Using Charles Maturin’s 1820 novel Melmoth the Wanderer as inspiration, Perry brings us a modern gothic that forces us to ponder guilt and responsibility. Transforming the wretched wanderer into a woman forced to walk the Earth with bleeding feet as punishment for denying the risen Christ, Perry adds a religious dynamic to the tale. Taking her cue from Maturin, stories are folded into stories as we witness people at their most desperate. Karel Pražan in modern day Prague is haunted by the idea that Melmoth is watching, ever alert for the ripple of her black robes in the shadow. He tries to shake off the superstition, laughing about it with his wife Thea but repeated references to empty chairs left waiting for Melmotka and bloody footprints slowly fading blurs the line between fiction and reality.
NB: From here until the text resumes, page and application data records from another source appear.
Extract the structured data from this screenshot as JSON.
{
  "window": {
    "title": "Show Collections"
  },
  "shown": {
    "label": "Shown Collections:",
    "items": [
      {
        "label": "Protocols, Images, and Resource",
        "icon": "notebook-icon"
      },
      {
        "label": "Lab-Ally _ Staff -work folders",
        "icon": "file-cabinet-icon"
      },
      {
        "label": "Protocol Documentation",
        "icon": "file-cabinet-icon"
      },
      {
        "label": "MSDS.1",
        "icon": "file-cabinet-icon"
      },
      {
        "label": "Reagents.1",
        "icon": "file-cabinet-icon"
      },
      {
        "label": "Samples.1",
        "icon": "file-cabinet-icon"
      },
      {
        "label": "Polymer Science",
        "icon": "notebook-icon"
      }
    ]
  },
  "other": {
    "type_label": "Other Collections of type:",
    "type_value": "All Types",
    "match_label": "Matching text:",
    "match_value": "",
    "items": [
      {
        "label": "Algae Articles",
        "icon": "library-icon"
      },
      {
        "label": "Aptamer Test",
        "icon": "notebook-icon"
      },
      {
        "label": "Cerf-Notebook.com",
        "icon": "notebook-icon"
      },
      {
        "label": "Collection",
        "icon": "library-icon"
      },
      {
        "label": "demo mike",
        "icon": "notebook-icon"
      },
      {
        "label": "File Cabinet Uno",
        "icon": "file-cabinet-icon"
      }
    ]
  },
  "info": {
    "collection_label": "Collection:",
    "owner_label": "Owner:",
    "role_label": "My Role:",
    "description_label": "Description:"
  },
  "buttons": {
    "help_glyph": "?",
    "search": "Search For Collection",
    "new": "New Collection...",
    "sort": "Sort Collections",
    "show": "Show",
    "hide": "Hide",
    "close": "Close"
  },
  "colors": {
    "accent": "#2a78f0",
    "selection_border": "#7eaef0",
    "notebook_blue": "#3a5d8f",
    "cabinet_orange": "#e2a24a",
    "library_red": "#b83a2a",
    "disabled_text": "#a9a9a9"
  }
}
Helen Franklin, friend of Karel’s, an unassuming woman hellbent on a self-imposed penitence for the actions of her youth reads through the evidence and testimonials and becomes entangled in the web of misery that surrounds it. Josef Hoffmann’s confession of his role in the Holocaust is the starting block, showing Perry isn’t likely to shy away from the atrocities of history. The juxtaposition of destruction on such a large scale compared to Karel’s betrayal of his recently disabled wife demonstrates that life’s horrors and soul destroying guilt come in many forms. It also lends a relatable humanity to the narrative as we see each character wrestle with their consciences, intermingled so that the reader is in an almost constant state of heightened emotion.
Each tale is heartwrenching but the constant hopping around in the narrative interrupts the flow and lessens the impact as you’re forced to reacquaint yourself with the different time periods and locations. Full of intriguing characters that scream out for more page time, this is a disorienting novel with moments of beautiful prose.